- PROBLEM DESCRIPTION:
The records below are to be repeated exactly, minus any pictures.

▽

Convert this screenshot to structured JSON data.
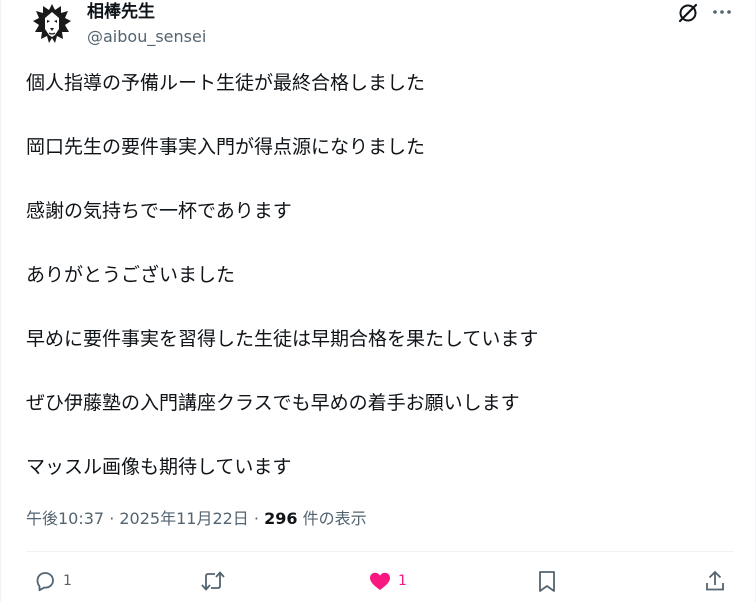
{
  "author": {
    "display_name": "相棒先生",
    "handle": "@aibou_sensei"
  },
  "tweet": {
    "lines": [
      "個人指導の予備ルート生徒が最終合格しました",
      "岡口先生の要件事実入門が得点源になりました",
      "感謝の気持ちで一杯であります",
      "ありがとうございました",
      "早めに要件事実を習得した生徒は早期合格を果たしています",
      "ぜひ伊藤塾の入門講座クラスでも早めの着手お願いします",
      "マッスル画像も期待しています"
    ],
    "timestamp": "午後10:37 · 2025年11月22日 · ",
    "views_count": "296",
    "views_label": " 件の表示"
  },
  "actions": {
    "reply_count": "1",
    "like_count": "1"
  },
  "icons": {
    "avatar": "lion-avatar-icon",
    "grok": "grok-icon",
    "more": "more-icon",
    "reply": "reply-icon",
    "retweet": "retweet-icon",
    "like": "heart-icon",
    "bookmark": "bookmark-icon",
    "share": "share-icon"
  },
  "colors": {
    "text": "#0f1419",
    "secondary": "#536471",
    "like": "#f91880",
    "divider": "#eff3f4"
  }
}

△

- COMPLETED TASK:
Convert this screenshot to structured JSON data.
{
  "author": {
    "display_name": "相棒先生",
    "handle": "@aibou_sensei"
  },
  "tweet": {
    "lines": [
      "個人指導の予備ルート生徒が最終合格しました",
      "岡口先生の要件事実入門が得点源になりました",
      "感謝の気持ちで一杯であります",
      "ありがとうございました",
      "早めに要件事実を習得した生徒は早期合格を果たしています",
      "ぜひ伊藤塾の入門講座クラスでも早めの着手お願いします",
      "マッスル画像も期待しています"
    ],
    "timestamp": "午後10:37 · 2025年11月22日 · ",
    "views_count": "296",
    "views_label": " 件の表示"
  },
  "actions": {
    "reply_count": "1",
    "like_count": "1"
  },
  "icons": {
    "avatar": "lion-avatar-icon",
    "grok": "grok-icon",
    "more": "more-icon",
    "reply": "reply-icon",
    "retweet": "retweet-icon",
    "like": "heart-icon",
    "bookmark": "bookmark-icon",
    "share": "share-icon"
  },
  "colors": {
    "text": "#0f1419",
    "secondary": "#536471",
    "like": "#f91880",
    "divider": "#eff3f4"
  }
}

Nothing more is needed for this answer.